** Data provided follows **

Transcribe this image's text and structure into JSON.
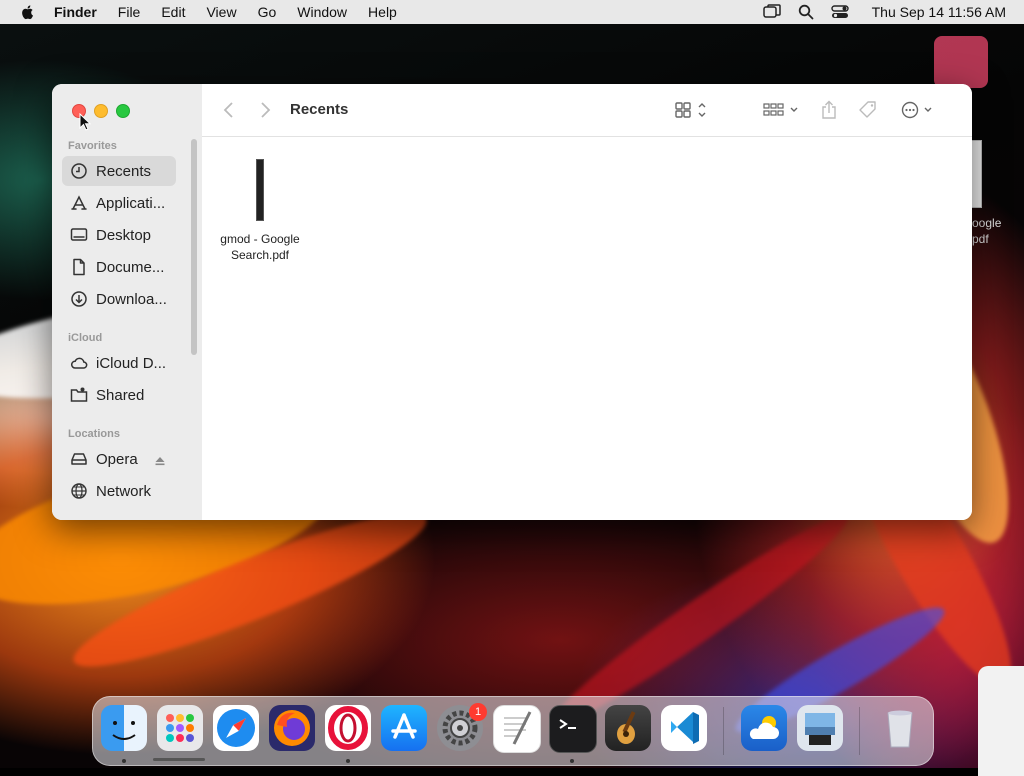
{
  "menubar": {
    "app_name": "Finder",
    "menus": [
      "File",
      "Edit",
      "View",
      "Go",
      "Window",
      "Help"
    ],
    "clock": "Thu Sep 14  11:56 AM",
    "icons": [
      "apple-icon",
      "screen-mirroring-icon",
      "spotlight-search-icon",
      "control-center-icon"
    ]
  },
  "window": {
    "title": "Recents",
    "sidebar": {
      "favorites_title": "Favorites",
      "favorites": [
        {
          "label": "Recents",
          "icon": "clock-icon",
          "selected": true
        },
        {
          "label": "Applicati...",
          "icon": "applications-icon"
        },
        {
          "label": "Desktop",
          "icon": "desktop-icon"
        },
        {
          "label": "Docume...",
          "icon": "document-icon"
        },
        {
          "label": "Downloa...",
          "icon": "download-icon"
        }
      ],
      "icloud_title": "iCloud",
      "icloud": [
        {
          "label": "iCloud D...",
          "icon": "cloud-icon"
        },
        {
          "label": "Shared",
          "icon": "shared-folder-icon"
        }
      ],
      "locations_title": "Locations",
      "locations": [
        {
          "label": "Opera",
          "icon": "drive-icon"
        },
        {
          "label": "Network",
          "icon": "globe-icon"
        }
      ]
    },
    "files": [
      {
        "name": "gmod - Google Search.pdf"
      }
    ]
  },
  "desktop": {
    "peek_label_1": "oogle",
    "peek_label_2": "pdf"
  },
  "dock": {
    "apps": [
      "Finder",
      "Launchpad",
      "Safari",
      "Firefox",
      "Opera",
      "App Store",
      "System Settings",
      "TextEdit",
      "Terminal",
      "GarageBand",
      "Visual Studio Code",
      "Weather",
      "Preview",
      "Trash"
    ],
    "settings_badge": "1"
  },
  "colors": {
    "menubar": "#e8e8e8",
    "sidebar": "#ececec",
    "selection": "#d9d9d9",
    "close": "#ff5f57",
    "minimize": "#febc2e",
    "maximize": "#28c840"
  }
}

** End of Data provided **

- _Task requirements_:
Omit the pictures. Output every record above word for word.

- _Final answer_:
Transcribe this image's text and structure into JSON.
{
  "menubar": {
    "app_name": "Finder",
    "menus": [
      "File",
      "Edit",
      "View",
      "Go",
      "Window",
      "Help"
    ],
    "clock": "Thu Sep 14  11:56 AM",
    "icons": [
      "apple-icon",
      "screen-mirroring-icon",
      "spotlight-search-icon",
      "control-center-icon"
    ]
  },
  "window": {
    "title": "Recents",
    "sidebar": {
      "favorites_title": "Favorites",
      "favorites": [
        {
          "label": "Recents",
          "icon": "clock-icon",
          "selected": true
        },
        {
          "label": "Applicati...",
          "icon": "applications-icon"
        },
        {
          "label": "Desktop",
          "icon": "desktop-icon"
        },
        {
          "label": "Docume...",
          "icon": "document-icon"
        },
        {
          "label": "Downloa...",
          "icon": "download-icon"
        }
      ],
      "icloud_title": "iCloud",
      "icloud": [
        {
          "label": "iCloud D...",
          "icon": "cloud-icon"
        },
        {
          "label": "Shared",
          "icon": "shared-folder-icon"
        }
      ],
      "locations_title": "Locations",
      "locations": [
        {
          "label": "Opera",
          "icon": "drive-icon"
        },
        {
          "label": "Network",
          "icon": "globe-icon"
        }
      ]
    },
    "files": [
      {
        "name": "gmod - Google Search.pdf"
      }
    ]
  },
  "desktop": {
    "peek_label_1": "oogle",
    "peek_label_2": "pdf"
  },
  "dock": {
    "apps": [
      "Finder",
      "Launchpad",
      "Safari",
      "Firefox",
      "Opera",
      "App Store",
      "System Settings",
      "TextEdit",
      "Terminal",
      "GarageBand",
      "Visual Studio Code",
      "Weather",
      "Preview",
      "Trash"
    ],
    "settings_badge": "1"
  },
  "colors": {
    "menubar": "#e8e8e8",
    "sidebar": "#ececec",
    "selection": "#d9d9d9",
    "close": "#ff5f57",
    "minimize": "#febc2e",
    "maximize": "#28c840"
  }
}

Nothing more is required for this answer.